● **What needs to be done**:
Copy exactly and only the lines running from the one that contains "What data populates" to the final line of the data below, without the pictures.

● **Material shown**:
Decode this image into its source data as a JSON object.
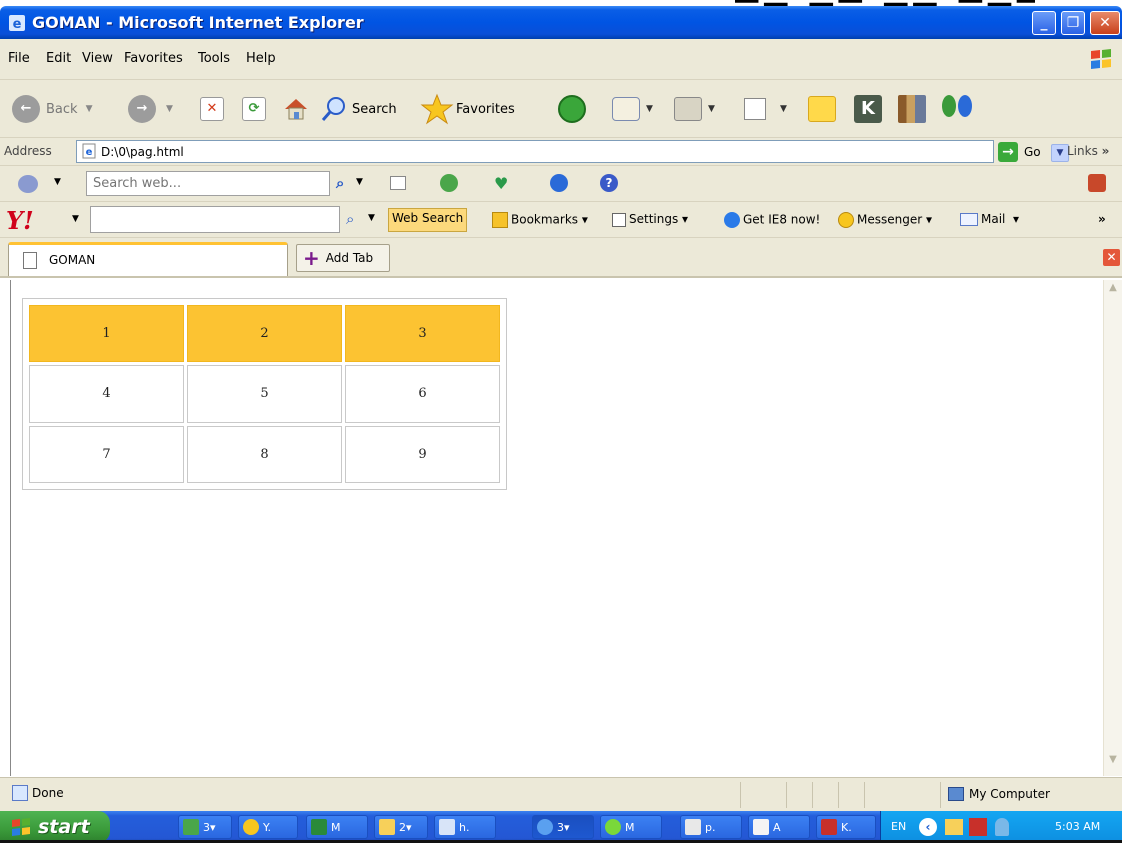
{
  "window": {
    "title": "GOMAN - Microsoft Internet Explorer"
  },
  "menu": [
    "File",
    "Edit",
    "View",
    "Favorites",
    "Tools",
    "Help"
  ],
  "toolbar": {
    "back_label": "Back",
    "search_label": "Search",
    "favorites_label": "Favorites"
  },
  "address": {
    "label": "Address",
    "url": "D:\\0\\pag.html",
    "go_label": "Go",
    "links_label": "Links"
  },
  "searchweb": {
    "placeholder": "Search web..."
  },
  "yahoo": {
    "websearch_label": "Web Search",
    "bookmarks_label": "Bookmarks",
    "settings_label": "Settings",
    "ie8_label": "Get IE8 now!",
    "messenger_label": "Messenger",
    "mail_label": "Mail"
  },
  "tabs": {
    "active_label": "GOMAN",
    "add_tab_label": "Add Tab"
  },
  "grid": [
    [
      "1",
      "2",
      "3"
    ],
    [
      "4",
      "5",
      "6"
    ],
    [
      "7",
      "8",
      "9"
    ]
  ],
  "status": {
    "text": "Done",
    "zone": "My Computer"
  },
  "taskbar": {
    "start_label": "start",
    "tasks": [
      "3",
      "Y.",
      "M",
      "2",
      "h.",
      "3",
      "M",
      "p.",
      "A",
      "K."
    ],
    "language": "EN",
    "clock": "5:03 AM"
  },
  "colors": {
    "highlight_row": "#fcc332",
    "titlebar": "#0054e3",
    "taskbar": "#245edb"
  }
}
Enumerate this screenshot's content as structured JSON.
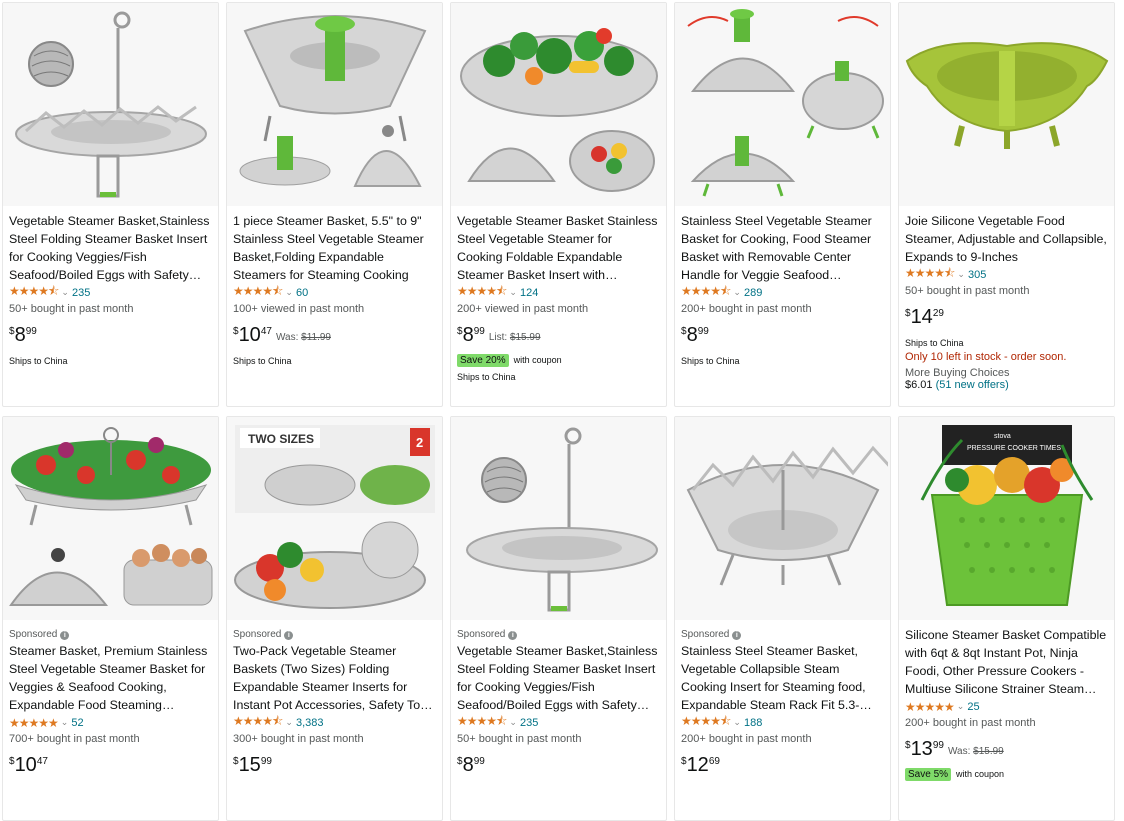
{
  "products": [
    {
      "title": "Vegetable Steamer Basket,Stainless Steel Folding Steamer Basket Insert for Cooking Veggies/Fish Seafood/Boiled Eggs with Safety…",
      "stars": "★★★★⯪",
      "rating_count": "235",
      "bought": "50+ bought in past month",
      "price": {
        "symbol": "$",
        "whole": "8",
        "fraction": "99"
      },
      "ships": "Ships to China",
      "rating_value": 4.5
    },
    {
      "title": "1 piece Steamer Basket, 5.5\" to 9\" Stainless Steel Vegetable Steamer Basket,Folding Expandable Steamers for Steaming Cooking",
      "stars": "★★★★⯪",
      "rating_count": "60",
      "bought": "100+ viewed in past month",
      "price": {
        "symbol": "$",
        "whole": "10",
        "fraction": "47"
      },
      "was_label": "Was:",
      "was_price": "$11.99",
      "ships": "Ships to China",
      "rating_value": 4.5
    },
    {
      "title": "Vegetable Steamer Basket Stainless Steel Vegetable Steamer for Cooking Foldable Expandable Steamer Basket Insert with Removable Center Hand…",
      "stars": "★★★★⯪",
      "rating_count": "124",
      "bought": "200+ viewed in past month",
      "price": {
        "symbol": "$",
        "whole": "8",
        "fraction": "99"
      },
      "was_label": "List:",
      "was_price": "$15.99",
      "coupon_badge": "Save 20%",
      "coupon_text": "with coupon",
      "ships": "Ships to China",
      "rating_value": 4.5
    },
    {
      "title": "Stainless Steel Vegetable Steamer Basket for Cooking, Food Steamer Basket with Removable Center Handle for Veggie Seafood Cooking…",
      "stars": "★★★★⯪",
      "rating_count": "289",
      "bought": "200+ bought in past month",
      "price": {
        "symbol": "$",
        "whole": "8",
        "fraction": "99"
      },
      "ships": "Ships to China",
      "rating_value": 4.5
    },
    {
      "title": "Joie Silicone Vegetable Food Steamer, Adjustable and Collapsible, Expands to 9-Inches",
      "stars": "★★★★⯪",
      "rating_count": "305",
      "bought": "50+ bought in past month",
      "price": {
        "symbol": "$",
        "whole": "14",
        "fraction": "29"
      },
      "ships": "Ships to China",
      "stock": "Only 10 left in stock - order soon.",
      "more_buying": "More Buying Choices",
      "offers_price": "$6.01",
      "offers_link": "(51 new offers)",
      "rating_value": 4.5
    },
    {
      "sponsored": "Sponsored",
      "title": "Steamer Basket, Premium Stainless Steel Vegetable Steamer Basket for Veggies & Seafood Cooking, Expandable Food Steaming Basket…",
      "stars": "★★★★★",
      "rating_count": "52",
      "bought": "700+ bought in past month",
      "price": {
        "symbol": "$",
        "whole": "10",
        "fraction": "47"
      },
      "rating_value": 5
    },
    {
      "sponsored": "Sponsored",
      "title": "Two-Pack Vegetable Steamer Baskets (Two Sizes) Folding Expandable Steamer Inserts for Instant Pot Accessories, Safety Tool, Stainless…",
      "stars": "★★★★⯪",
      "rating_count": "3,383",
      "bought": "300+ bought in past month",
      "price": {
        "symbol": "$",
        "whole": "15",
        "fraction": "99"
      },
      "image_text": {
        "two_sizes": "TWO SIZES",
        "count": "2"
      },
      "rating_value": 4.5
    },
    {
      "sponsored": "Sponsored",
      "title": "Vegetable Steamer Basket,Stainless Steel Folding Steamer Basket Insert for Cooking Veggies/Fish Seafood/Boiled Eggs with Safety…",
      "stars": "★★★★⯪",
      "rating_count": "235",
      "bought": "50+ bought in past month",
      "price": {
        "symbol": "$",
        "whole": "8",
        "fraction": "99"
      },
      "rating_value": 4.5
    },
    {
      "sponsored": "Sponsored",
      "title": "Stainless Steel Steamer Basket, Vegetable Collapsible Steam Cooking Insert for Steaming food, Expandable Steam Rack Fit 5.3-10inch Instant…",
      "stars": "★★★★⯪",
      "rating_count": "188",
      "bought": "200+ bought in past month",
      "price": {
        "symbol": "$",
        "whole": "12",
        "fraction": "69"
      },
      "rating_value": 4.5
    },
    {
      "title": "Silicone Steamer Basket Compatible with 6qt & 8qt Instant Pot, Ninja Foodi, Other Pressure Cookers - Multiuse Silicone Strainer Steam…",
      "stars": "★★★★★",
      "rating_count": "25",
      "bought": "200+ bought in past month",
      "price": {
        "symbol": "$",
        "whole": "13",
        "fraction": "99"
      },
      "was_label": "Was:",
      "was_price": "$15.99",
      "coupon_badge": "Save 5%",
      "coupon_text": "with coupon",
      "image_text": {
        "brand": "stova",
        "banner": "PRESSURE COOKER TIMES"
      },
      "rating_value": 5
    }
  ],
  "colors": {
    "star": "#DE7921",
    "link": "#007185",
    "coupon": "#7FDA69",
    "stock": "#B12704"
  }
}
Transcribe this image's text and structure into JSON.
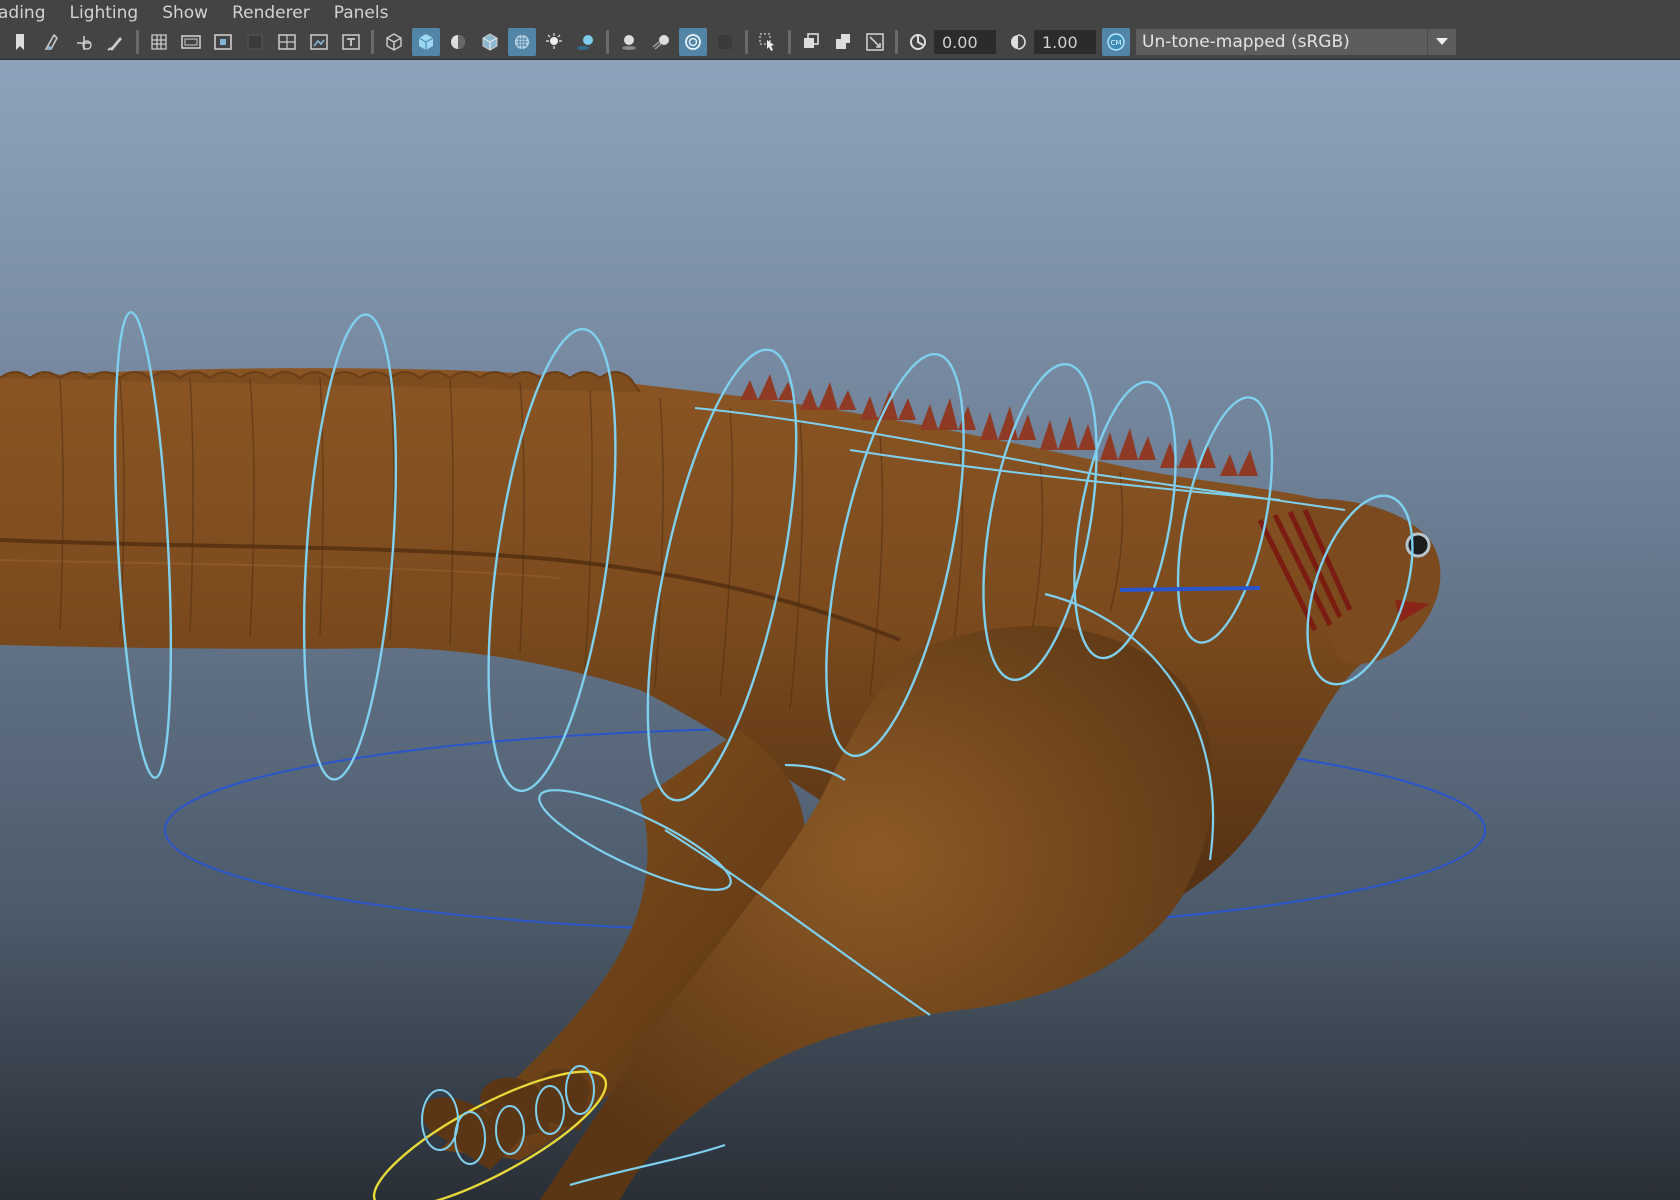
{
  "menubar": {
    "items": [
      "ading",
      "Lighting",
      "Show",
      "Renderer",
      "Panels"
    ]
  },
  "toolbar": {
    "exposure_value": "0.00",
    "gamma_value": "1.00",
    "color_space": "Un-tone-mapped (sRGB)",
    "icons": [
      "bookmark-icon",
      "camera-attribute-icon",
      "tumble-icon",
      "paint-icon",
      "grid-icon",
      "film-gate-icon",
      "resolution-gate-icon",
      "gate-mask-icon",
      "field-chart-icon",
      "safe-action-icon",
      "safe-title-icon",
      "wireframe-icon",
      "smooth-shade-icon",
      "shade-wireframe-icon",
      "textured-icon",
      "xray-icon",
      "lights-icon",
      "shadows-icon",
      "ambient-occlusion-icon",
      "motion-blur-icon",
      "antialias-icon",
      "depth-of-field-icon",
      "isolate-select-icon",
      "xray-joints-icon",
      "xray-active-icon",
      "backface-icon",
      "exposure-icon",
      "gamma-icon",
      "color-management-icon"
    ]
  },
  "colors": {
    "ui_dark": "#444444",
    "active_tool": "#5285a6",
    "control_curve": "#7fd0ee",
    "root_control": "#2a55cc",
    "selected_control": "#e8d838",
    "skin": "#7a4a1e"
  }
}
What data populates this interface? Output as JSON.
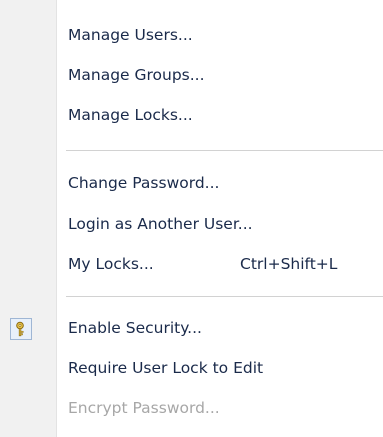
{
  "menu": {
    "items": [
      {
        "label": "Manage Users..."
      },
      {
        "label": "Manage Groups..."
      },
      {
        "label": "Manage Locks..."
      },
      {
        "label": "Change Password..."
      },
      {
        "label": "Login as Another User..."
      },
      {
        "label": "My Locks...",
        "shortcut": "Ctrl+Shift+L"
      },
      {
        "label": "Enable Security...",
        "icon": "key-icon",
        "checked": true
      },
      {
        "label": "Require User Lock to Edit"
      },
      {
        "label": "Encrypt Password...",
        "disabled": true
      }
    ]
  },
  "colors": {
    "text": "#1a2a4a",
    "disabled_text": "#a7a7a7",
    "gutter": "#f1f1f1",
    "check_frame_border": "#9fb6d4",
    "check_frame_fill": "#e8f0fa",
    "key_icon": "#c9a227"
  }
}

● **Reply to the task**:
What data populates this interface? Output as JSON.
{
  "menu": {
    "items": [
      {
        "label": "Manage Users..."
      },
      {
        "label": "Manage Groups..."
      },
      {
        "label": "Manage Locks..."
      },
      {
        "label": "Change Password..."
      },
      {
        "label": "Login as Another User..."
      },
      {
        "label": "My Locks...",
        "shortcut": "Ctrl+Shift+L"
      },
      {
        "label": "Enable Security...",
        "icon": "key-icon",
        "checked": true
      },
      {
        "label": "Require User Lock to Edit"
      },
      {
        "label": "Encrypt Password...",
        "disabled": true
      }
    ]
  },
  "colors": {
    "text": "#1a2a4a",
    "disabled_text": "#a7a7a7",
    "gutter": "#f1f1f1",
    "check_frame_border": "#9fb6d4",
    "check_frame_fill": "#e8f0fa",
    "key_icon": "#c9a227"
  }
}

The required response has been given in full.